What you are asked to do => Please restate each entry that follows word for word.

Component data from apps and pages
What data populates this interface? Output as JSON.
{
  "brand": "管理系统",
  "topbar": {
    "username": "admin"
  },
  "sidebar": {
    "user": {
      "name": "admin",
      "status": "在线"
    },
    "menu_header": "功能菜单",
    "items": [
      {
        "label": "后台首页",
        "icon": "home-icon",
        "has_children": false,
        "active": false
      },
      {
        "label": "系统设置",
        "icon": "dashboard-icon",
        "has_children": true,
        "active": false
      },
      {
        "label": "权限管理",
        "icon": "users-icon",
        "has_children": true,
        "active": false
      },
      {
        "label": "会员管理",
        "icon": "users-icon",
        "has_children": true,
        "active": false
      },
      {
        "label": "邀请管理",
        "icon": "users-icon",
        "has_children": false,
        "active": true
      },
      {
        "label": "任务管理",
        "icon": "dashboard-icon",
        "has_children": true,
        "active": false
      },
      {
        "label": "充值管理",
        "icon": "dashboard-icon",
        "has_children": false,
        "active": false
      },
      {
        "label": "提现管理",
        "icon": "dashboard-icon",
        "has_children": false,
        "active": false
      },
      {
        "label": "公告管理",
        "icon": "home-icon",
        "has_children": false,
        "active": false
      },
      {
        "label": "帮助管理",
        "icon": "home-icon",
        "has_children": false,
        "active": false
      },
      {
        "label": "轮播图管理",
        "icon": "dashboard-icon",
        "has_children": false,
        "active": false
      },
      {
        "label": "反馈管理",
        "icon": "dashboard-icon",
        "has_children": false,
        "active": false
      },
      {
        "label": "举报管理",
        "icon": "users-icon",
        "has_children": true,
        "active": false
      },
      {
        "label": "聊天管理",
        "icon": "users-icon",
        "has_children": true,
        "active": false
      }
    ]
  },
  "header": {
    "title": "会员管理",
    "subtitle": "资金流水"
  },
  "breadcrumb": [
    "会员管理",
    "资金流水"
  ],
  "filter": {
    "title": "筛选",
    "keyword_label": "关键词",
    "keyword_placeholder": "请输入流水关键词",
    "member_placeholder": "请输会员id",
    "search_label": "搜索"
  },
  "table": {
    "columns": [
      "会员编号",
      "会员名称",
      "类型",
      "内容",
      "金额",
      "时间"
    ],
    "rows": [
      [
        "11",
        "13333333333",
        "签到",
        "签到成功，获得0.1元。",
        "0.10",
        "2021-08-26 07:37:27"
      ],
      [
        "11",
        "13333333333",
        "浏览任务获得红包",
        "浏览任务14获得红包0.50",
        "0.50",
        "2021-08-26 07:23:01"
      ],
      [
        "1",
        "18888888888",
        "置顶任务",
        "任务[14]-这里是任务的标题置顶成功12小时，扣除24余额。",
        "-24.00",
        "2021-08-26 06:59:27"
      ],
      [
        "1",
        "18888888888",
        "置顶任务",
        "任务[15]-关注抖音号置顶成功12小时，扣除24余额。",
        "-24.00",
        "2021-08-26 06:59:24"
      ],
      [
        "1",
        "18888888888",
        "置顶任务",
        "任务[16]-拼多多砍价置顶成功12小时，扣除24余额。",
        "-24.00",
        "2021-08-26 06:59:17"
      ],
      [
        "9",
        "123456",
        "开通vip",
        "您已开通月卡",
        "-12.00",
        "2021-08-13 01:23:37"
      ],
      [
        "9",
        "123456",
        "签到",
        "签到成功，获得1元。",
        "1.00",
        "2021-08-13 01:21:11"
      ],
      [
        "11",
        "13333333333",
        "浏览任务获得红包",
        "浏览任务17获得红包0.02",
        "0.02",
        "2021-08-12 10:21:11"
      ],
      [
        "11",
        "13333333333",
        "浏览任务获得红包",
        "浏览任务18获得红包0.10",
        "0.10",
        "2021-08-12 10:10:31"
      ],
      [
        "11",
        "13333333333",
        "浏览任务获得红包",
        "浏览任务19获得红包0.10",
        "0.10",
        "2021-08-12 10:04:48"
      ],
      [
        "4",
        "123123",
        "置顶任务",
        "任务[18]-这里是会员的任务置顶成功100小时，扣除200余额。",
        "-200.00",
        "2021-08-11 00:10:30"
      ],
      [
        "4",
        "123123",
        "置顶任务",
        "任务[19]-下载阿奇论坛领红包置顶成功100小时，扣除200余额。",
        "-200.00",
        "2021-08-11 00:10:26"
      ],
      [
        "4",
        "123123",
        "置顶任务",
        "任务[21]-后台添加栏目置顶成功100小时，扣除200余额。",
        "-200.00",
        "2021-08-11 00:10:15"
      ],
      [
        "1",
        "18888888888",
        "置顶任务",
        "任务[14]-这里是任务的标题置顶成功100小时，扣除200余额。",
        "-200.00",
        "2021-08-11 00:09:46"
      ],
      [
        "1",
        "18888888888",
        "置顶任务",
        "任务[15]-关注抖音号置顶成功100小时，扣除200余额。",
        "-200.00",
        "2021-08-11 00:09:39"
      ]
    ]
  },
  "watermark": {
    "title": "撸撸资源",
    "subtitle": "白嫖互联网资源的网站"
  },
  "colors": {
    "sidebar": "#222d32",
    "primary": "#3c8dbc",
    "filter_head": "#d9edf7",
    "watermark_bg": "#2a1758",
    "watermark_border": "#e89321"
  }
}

Answer below =>
What data populates this interface? Output as JSON.
{
  "brand": "管理系统",
  "topbar": {
    "username": "admin"
  },
  "sidebar": {
    "user": {
      "name": "admin",
      "status": "在线"
    },
    "menu_header": "功能菜单",
    "items": [
      {
        "label": "后台首页",
        "icon": "home-icon",
        "has_children": false,
        "active": false
      },
      {
        "label": "系统设置",
        "icon": "dashboard-icon",
        "has_children": true,
        "active": false
      },
      {
        "label": "权限管理",
        "icon": "users-icon",
        "has_children": true,
        "active": false
      },
      {
        "label": "会员管理",
        "icon": "users-icon",
        "has_children": true,
        "active": false
      },
      {
        "label": "邀请管理",
        "icon": "users-icon",
        "has_children": false,
        "active": true
      },
      {
        "label": "任务管理",
        "icon": "dashboard-icon",
        "has_children": true,
        "active": false
      },
      {
        "label": "充值管理",
        "icon": "dashboard-icon",
        "has_children": false,
        "active": false
      },
      {
        "label": "提现管理",
        "icon": "dashboard-icon",
        "has_children": false,
        "active": false
      },
      {
        "label": "公告管理",
        "icon": "home-icon",
        "has_children": false,
        "active": false
      },
      {
        "label": "帮助管理",
        "icon": "home-icon",
        "has_children": false,
        "active": false
      },
      {
        "label": "轮播图管理",
        "icon": "dashboard-icon",
        "has_children": false,
        "active": false
      },
      {
        "label": "反馈管理",
        "icon": "dashboard-icon",
        "has_children": false,
        "active": false
      },
      {
        "label": "举报管理",
        "icon": "users-icon",
        "has_children": true,
        "active": false
      },
      {
        "label": "聊天管理",
        "icon": "users-icon",
        "has_children": true,
        "active": false
      }
    ]
  },
  "header": {
    "title": "会员管理",
    "subtitle": "资金流水"
  },
  "breadcrumb": [
    "会员管理",
    "资金流水"
  ],
  "filter": {
    "title": "筛选",
    "keyword_label": "关键词",
    "keyword_placeholder": "请输入流水关键词",
    "member_placeholder": "请输会员id",
    "search_label": "搜索"
  },
  "table": {
    "columns": [
      "会员编号",
      "会员名称",
      "类型",
      "内容",
      "金额",
      "时间"
    ],
    "rows": [
      [
        "11",
        "13333333333",
        "签到",
        "签到成功，获得0.1元。",
        "0.10",
        "2021-08-26 07:37:27"
      ],
      [
        "11",
        "13333333333",
        "浏览任务获得红包",
        "浏览任务14获得红包0.50",
        "0.50",
        "2021-08-26 07:23:01"
      ],
      [
        "1",
        "18888888888",
        "置顶任务",
        "任务[14]-这里是任务的标题置顶成功12小时，扣除24余额。",
        "-24.00",
        "2021-08-26 06:59:27"
      ],
      [
        "1",
        "18888888888",
        "置顶任务",
        "任务[15]-关注抖音号置顶成功12小时，扣除24余额。",
        "-24.00",
        "2021-08-26 06:59:24"
      ],
      [
        "1",
        "18888888888",
        "置顶任务",
        "任务[16]-拼多多砍价置顶成功12小时，扣除24余额。",
        "-24.00",
        "2021-08-26 06:59:17"
      ],
      [
        "9",
        "123456",
        "开通vip",
        "您已开通月卡",
        "-12.00",
        "2021-08-13 01:23:37"
      ],
      [
        "9",
        "123456",
        "签到",
        "签到成功，获得1元。",
        "1.00",
        "2021-08-13 01:21:11"
      ],
      [
        "11",
        "13333333333",
        "浏览任务获得红包",
        "浏览任务17获得红包0.02",
        "0.02",
        "2021-08-12 10:21:11"
      ],
      [
        "11",
        "13333333333",
        "浏览任务获得红包",
        "浏览任务18获得红包0.10",
        "0.10",
        "2021-08-12 10:10:31"
      ],
      [
        "11",
        "13333333333",
        "浏览任务获得红包",
        "浏览任务19获得红包0.10",
        "0.10",
        "2021-08-12 10:04:48"
      ],
      [
        "4",
        "123123",
        "置顶任务",
        "任务[18]-这里是会员的任务置顶成功100小时，扣除200余额。",
        "-200.00",
        "2021-08-11 00:10:30"
      ],
      [
        "4",
        "123123",
        "置顶任务",
        "任务[19]-下载阿奇论坛领红包置顶成功100小时，扣除200余额。",
        "-200.00",
        "2021-08-11 00:10:26"
      ],
      [
        "4",
        "123123",
        "置顶任务",
        "任务[21]-后台添加栏目置顶成功100小时，扣除200余额。",
        "-200.00",
        "2021-08-11 00:10:15"
      ],
      [
        "1",
        "18888888888",
        "置顶任务",
        "任务[14]-这里是任务的标题置顶成功100小时，扣除200余额。",
        "-200.00",
        "2021-08-11 00:09:46"
      ],
      [
        "1",
        "18888888888",
        "置顶任务",
        "任务[15]-关注抖音号置顶成功100小时，扣除200余额。",
        "-200.00",
        "2021-08-11 00:09:39"
      ]
    ]
  },
  "watermark": {
    "title": "撸撸资源",
    "subtitle": "白嫖互联网资源的网站"
  },
  "colors": {
    "sidebar": "#222d32",
    "primary": "#3c8dbc",
    "filter_head": "#d9edf7",
    "watermark_bg": "#2a1758",
    "watermark_border": "#e89321"
  }
}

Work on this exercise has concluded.